-- EXCERPTED DATA follows --
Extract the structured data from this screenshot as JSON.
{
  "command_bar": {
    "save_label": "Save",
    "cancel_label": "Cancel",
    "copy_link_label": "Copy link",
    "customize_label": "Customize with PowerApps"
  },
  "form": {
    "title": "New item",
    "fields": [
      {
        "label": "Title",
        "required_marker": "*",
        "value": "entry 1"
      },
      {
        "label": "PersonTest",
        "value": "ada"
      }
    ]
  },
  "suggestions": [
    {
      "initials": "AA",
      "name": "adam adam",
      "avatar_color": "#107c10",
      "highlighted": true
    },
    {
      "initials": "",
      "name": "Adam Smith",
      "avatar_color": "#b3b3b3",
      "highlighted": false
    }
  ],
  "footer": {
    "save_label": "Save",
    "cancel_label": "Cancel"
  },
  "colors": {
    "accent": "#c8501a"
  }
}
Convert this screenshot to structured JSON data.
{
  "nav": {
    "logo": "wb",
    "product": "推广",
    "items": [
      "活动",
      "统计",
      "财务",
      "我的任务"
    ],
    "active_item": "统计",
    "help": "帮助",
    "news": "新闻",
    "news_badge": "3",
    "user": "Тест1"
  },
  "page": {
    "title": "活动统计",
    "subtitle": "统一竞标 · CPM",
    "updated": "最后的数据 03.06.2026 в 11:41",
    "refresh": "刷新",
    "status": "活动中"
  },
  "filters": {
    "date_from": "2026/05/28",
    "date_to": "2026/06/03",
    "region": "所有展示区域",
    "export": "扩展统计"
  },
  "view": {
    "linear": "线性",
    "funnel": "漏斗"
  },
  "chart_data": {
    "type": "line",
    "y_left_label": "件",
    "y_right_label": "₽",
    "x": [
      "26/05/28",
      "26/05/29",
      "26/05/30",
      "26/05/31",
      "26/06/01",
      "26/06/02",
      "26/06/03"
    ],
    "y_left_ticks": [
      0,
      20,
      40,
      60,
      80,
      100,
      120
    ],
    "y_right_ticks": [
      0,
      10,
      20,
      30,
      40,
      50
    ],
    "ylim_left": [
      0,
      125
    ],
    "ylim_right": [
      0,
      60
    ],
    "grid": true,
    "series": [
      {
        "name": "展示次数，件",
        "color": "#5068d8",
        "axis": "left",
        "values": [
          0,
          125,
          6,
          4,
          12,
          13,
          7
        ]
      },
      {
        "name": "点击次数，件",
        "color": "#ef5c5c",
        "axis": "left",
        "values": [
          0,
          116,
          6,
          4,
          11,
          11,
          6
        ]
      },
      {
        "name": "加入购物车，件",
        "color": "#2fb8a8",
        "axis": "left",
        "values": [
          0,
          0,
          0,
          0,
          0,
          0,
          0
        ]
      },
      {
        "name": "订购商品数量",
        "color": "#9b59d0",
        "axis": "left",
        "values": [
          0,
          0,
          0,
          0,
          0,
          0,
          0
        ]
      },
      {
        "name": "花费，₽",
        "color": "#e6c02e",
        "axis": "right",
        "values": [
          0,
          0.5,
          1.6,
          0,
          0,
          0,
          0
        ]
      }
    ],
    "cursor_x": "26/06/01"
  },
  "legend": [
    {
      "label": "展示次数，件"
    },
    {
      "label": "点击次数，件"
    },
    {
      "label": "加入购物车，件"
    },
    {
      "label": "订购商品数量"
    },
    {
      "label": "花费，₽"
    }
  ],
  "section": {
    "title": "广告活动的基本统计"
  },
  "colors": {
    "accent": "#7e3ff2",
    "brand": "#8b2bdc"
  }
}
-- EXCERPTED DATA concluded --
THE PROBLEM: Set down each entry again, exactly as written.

EXERCISE SOLUTION:
Extract the structured data from this screenshot as JSON.
{
  "command_bar": {
    "save_label": "Save",
    "cancel_label": "Cancel",
    "copy_link_label": "Copy link",
    "customize_label": "Customize with PowerApps"
  },
  "form": {
    "title": "New item",
    "fields": [
      {
        "label": "Title",
        "required_marker": "*",
        "value": "entry 1"
      },
      {
        "label": "PersonTest",
        "value": "ada"
      }
    ]
  },
  "suggestions": [
    {
      "initials": "AA",
      "name": "adam adam",
      "avatar_color": "#107c10",
      "highlighted": true
    },
    {
      "initials": "",
      "name": "Adam Smith",
      "avatar_color": "#b3b3b3",
      "highlighted": false
    }
  ],
  "footer": {
    "save_label": "Save",
    "cancel_label": "Cancel"
  },
  "colors": {
    "accent": "#c8501a"
  }
}
Convert this screenshot to structured JSON data.
{
  "nav": {
    "logo": "wb",
    "product": "推广",
    "items": [
      "活动",
      "统计",
      "财务",
      "我的任务"
    ],
    "active_item": "统计",
    "help": "帮助",
    "news": "新闻",
    "news_badge": "3",
    "user": "Тест1"
  },
  "page": {
    "title": "活动统计",
    "subtitle": "统一竞标 · CPM",
    "updated": "最后的数据 03.06.2026 в 11:41",
    "refresh": "刷新",
    "status": "活动中"
  },
  "filters": {
    "date_from": "2026/05/28",
    "date_to": "2026/06/03",
    "region": "所有展示区域",
    "export": "扩展统计"
  },
  "view": {
    "linear": "线性",
    "funnel": "漏斗"
  },
  "chart_data": {
    "type": "line",
    "y_left_label": "件",
    "y_right_label": "₽",
    "x": [
      "26/05/28",
      "26/05/29",
      "26/05/30",
      "26/05/31",
      "26/06/01",
      "26/06/02",
      "26/06/03"
    ],
    "y_left_ticks": [
      0,
      20,
      40,
      60,
      80,
      100,
      120
    ],
    "y_right_ticks": [
      0,
      10,
      20,
      30,
      40,
      50
    ],
    "ylim_left": [
      0,
      125
    ],
    "ylim_right": [
      0,
      60
    ],
    "grid": true,
    "series": [
      {
        "name": "展示次数，件",
        "color": "#5068d8",
        "axis": "left",
        "values": [
          0,
          125,
          6,
          4,
          12,
          13,
          7
        ]
      },
      {
        "name": "点击次数，件",
        "color": "#ef5c5c",
        "axis": "left",
        "values": [
          0,
          116,
          6,
          4,
          11,
          11,
          6
        ]
      },
      {
        "name": "加入购物车，件",
        "color": "#2fb8a8",
        "axis": "left",
        "values": [
          0,
          0,
          0,
          0,
          0,
          0,
          0
        ]
      },
      {
        "name": "订购商品数量",
        "color": "#9b59d0",
        "axis": "left",
        "values": [
          0,
          0,
          0,
          0,
          0,
          0,
          0
        ]
      },
      {
        "name": "花费，₽",
        "color": "#e6c02e",
        "axis": "right",
        "values": [
          0,
          0.5,
          1.6,
          0,
          0,
          0,
          0
        ]
      }
    ],
    "cursor_x": "26/06/01"
  },
  "legend": [
    {
      "label": "展示次数，件"
    },
    {
      "label": "点击次数，件"
    },
    {
      "label": "加入购物车，件"
    },
    {
      "label": "订购商品数量"
    },
    {
      "label": "花费，₽"
    }
  ],
  "section": {
    "title": "广告活动的基本统计"
  },
  "colors": {
    "accent": "#7e3ff2",
    "brand": "#8b2bdc"
  }
}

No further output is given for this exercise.